**WORK TO BE COMPLETED:** Copy, from the data below, every line that has "interfaces" in it.

[App and web page records]

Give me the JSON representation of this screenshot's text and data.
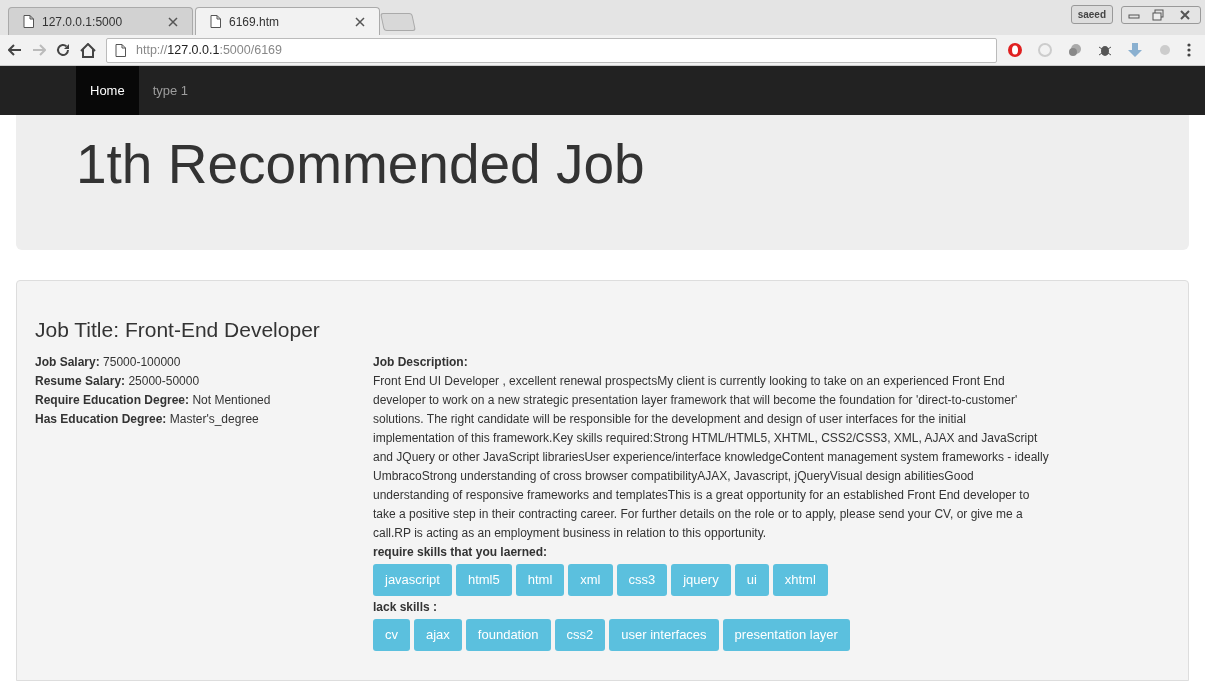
{
  "browser": {
    "tabs": [
      {
        "title": "127.0.0.1:5000",
        "selected": false
      },
      {
        "title": "6169.htm",
        "selected": true
      }
    ],
    "user_badge": "saeed",
    "address": {
      "scheme": "http://",
      "host": "127.0.0.1",
      "path": ":5000/6169"
    }
  },
  "navbar": {
    "items": [
      {
        "label": "Home",
        "selected": true
      },
      {
        "label": "type 1",
        "selected": false
      }
    ]
  },
  "jumbotron": {
    "heading": "1th Recommended Job"
  },
  "job": {
    "title": "Job Title: Front-End Developer",
    "facts": [
      {
        "label": "Job Salary:",
        "value": "75000-100000"
      },
      {
        "label": "Resume Salary:",
        "value": "25000-50000"
      },
      {
        "label": "Require Education Degree:",
        "value": "Not Mentioned"
      },
      {
        "label": "Has Education Degree:",
        "value": "Master's_degree"
      }
    ],
    "description_label": "Job Description:",
    "description": "Front End UI Developer , excellent renewal prospectsMy client is currently looking to take on an experienced Front End developer to work on a new strategic presentation layer framework that will become the foundation for 'direct-to-customer' solutions. The right candidate will be responsible for the development and design of user interfaces for the initial implementation of this framework.Key skills required:Strong HTML/HTML5, XHTML, CSS2/CSS3, XML, AJAX and JavaScript and JQuery or other JavaScript librariesUser experience/interface knowledgeContent management system frameworks - ideally UmbracoStrong understanding of cross browser compatibilityAJAX, Javascript, jQueryVisual design abilitiesGood understanding of responsive frameworks and templatesThis is a great opportunity for an established Front End developer to take a positive step in their contracting career. For further details on the role or to apply, please send your CV, or give me a call.RP is acting as an employment business in relation to this opportunity.",
    "learned_label": "require skills that you laerned:",
    "learned_skills": [
      "javascript",
      "html5",
      "html",
      "xml",
      "css3",
      "jquery",
      "ui",
      "xhtml"
    ],
    "lack_label": "lack skills :",
    "lack_skills": [
      "cv",
      "ajax",
      "foundation",
      "css2",
      "user interfaces",
      "presentation layer"
    ]
  }
}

**SOLUTION:**
    "description": "Front End UI Developer , excellent renewal prospectsMy client is currently looking to take on an experienced Front End developer to work on a new strategic presentation layer framework that will become the foundation for 'direct-to-customer' solutions. The right candidate will be responsible for the development and design of user interfaces for the initial implementation of this framework.Key skills required:Strong HTML/HTML5, XHTML, CSS2/CSS3, XML, AJAX and JavaScript and JQuery or other JavaScript librariesUser experience/interface knowledgeContent management system frameworks - ideally UmbracoStrong understanding of cross browser compatibilityAJAX, Javascript, jQueryVisual design abilitiesGood understanding of responsive frameworks and templatesThis is a great opportunity for an established Front End developer to take a positive step in their contracting career. For further details on the role or to apply, please send your CV, or give me a call.RP is acting as an employment business in relation to this opportunity.",
      "user interfaces",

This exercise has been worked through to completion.